Provided entries:

----------------

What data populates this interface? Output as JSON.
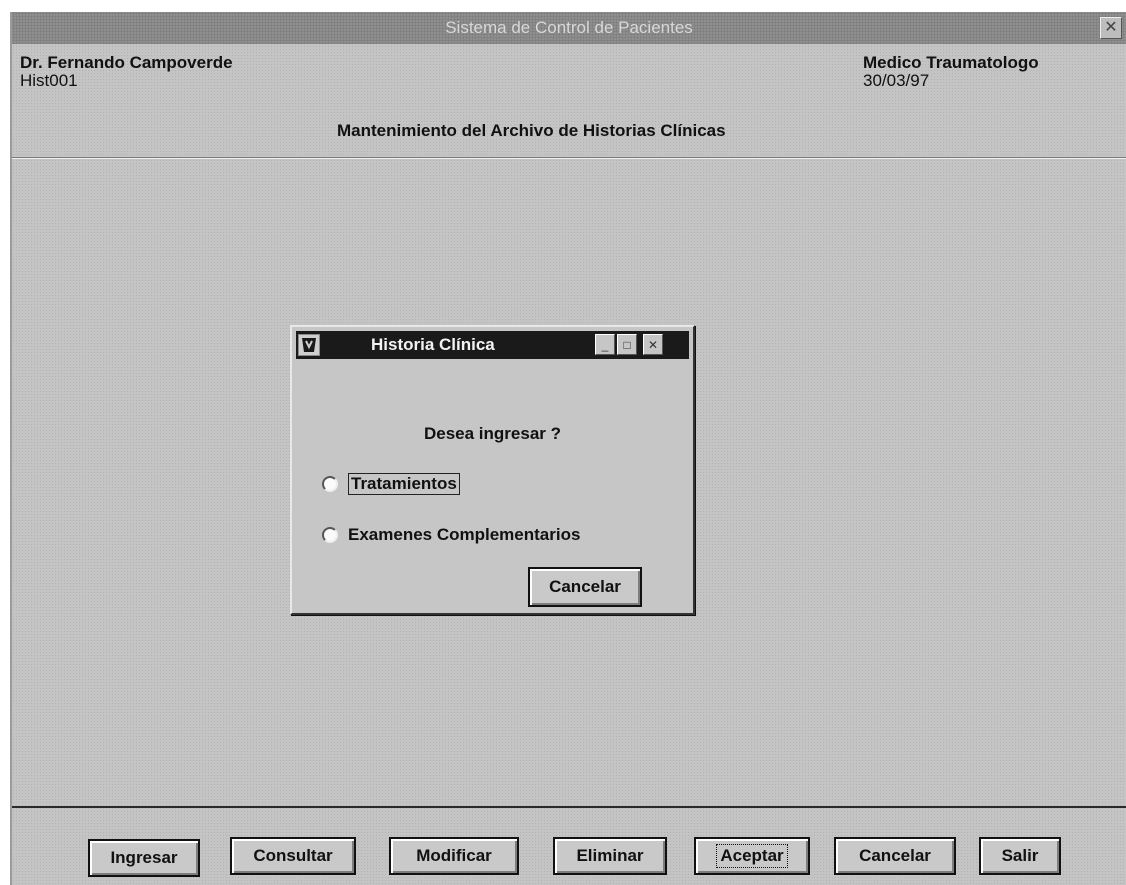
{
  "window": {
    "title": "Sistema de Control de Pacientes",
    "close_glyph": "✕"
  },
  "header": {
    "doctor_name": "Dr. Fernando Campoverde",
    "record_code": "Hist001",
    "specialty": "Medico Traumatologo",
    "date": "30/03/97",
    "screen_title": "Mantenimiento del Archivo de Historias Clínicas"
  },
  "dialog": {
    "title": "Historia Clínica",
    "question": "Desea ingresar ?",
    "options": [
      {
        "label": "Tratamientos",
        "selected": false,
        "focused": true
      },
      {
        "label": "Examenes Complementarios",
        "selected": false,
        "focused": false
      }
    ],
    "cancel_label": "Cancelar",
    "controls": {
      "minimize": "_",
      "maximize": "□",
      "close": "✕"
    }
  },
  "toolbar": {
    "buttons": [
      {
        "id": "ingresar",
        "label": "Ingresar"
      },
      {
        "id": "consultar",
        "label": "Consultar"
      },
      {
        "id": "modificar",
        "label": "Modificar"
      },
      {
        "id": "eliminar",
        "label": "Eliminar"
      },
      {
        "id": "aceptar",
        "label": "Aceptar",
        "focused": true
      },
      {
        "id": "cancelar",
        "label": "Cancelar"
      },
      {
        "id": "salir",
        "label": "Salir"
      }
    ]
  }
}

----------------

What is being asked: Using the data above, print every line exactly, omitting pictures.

Answer section:
What data populates this interface? Output as JSON.
{
  "window": {
    "title": "Sistema de Control de Pacientes",
    "close_glyph": "✕"
  },
  "header": {
    "doctor_name": "Dr. Fernando Campoverde",
    "record_code": "Hist001",
    "specialty": "Medico Traumatologo",
    "date": "30/03/97",
    "screen_title": "Mantenimiento del Archivo de Historias Clínicas"
  },
  "dialog": {
    "title": "Historia Clínica",
    "question": "Desea ingresar ?",
    "options": [
      {
        "label": "Tratamientos",
        "selected": false,
        "focused": true
      },
      {
        "label": "Examenes Complementarios",
        "selected": false,
        "focused": false
      }
    ],
    "cancel_label": "Cancelar",
    "controls": {
      "minimize": "_",
      "maximize": "□",
      "close": "✕"
    }
  },
  "toolbar": {
    "buttons": [
      {
        "id": "ingresar",
        "label": "Ingresar"
      },
      {
        "id": "consultar",
        "label": "Consultar"
      },
      {
        "id": "modificar",
        "label": "Modificar"
      },
      {
        "id": "eliminar",
        "label": "Eliminar"
      },
      {
        "id": "aceptar",
        "label": "Aceptar",
        "focused": true
      },
      {
        "id": "cancelar",
        "label": "Cancelar"
      },
      {
        "id": "salir",
        "label": "Salir"
      }
    ]
  }
}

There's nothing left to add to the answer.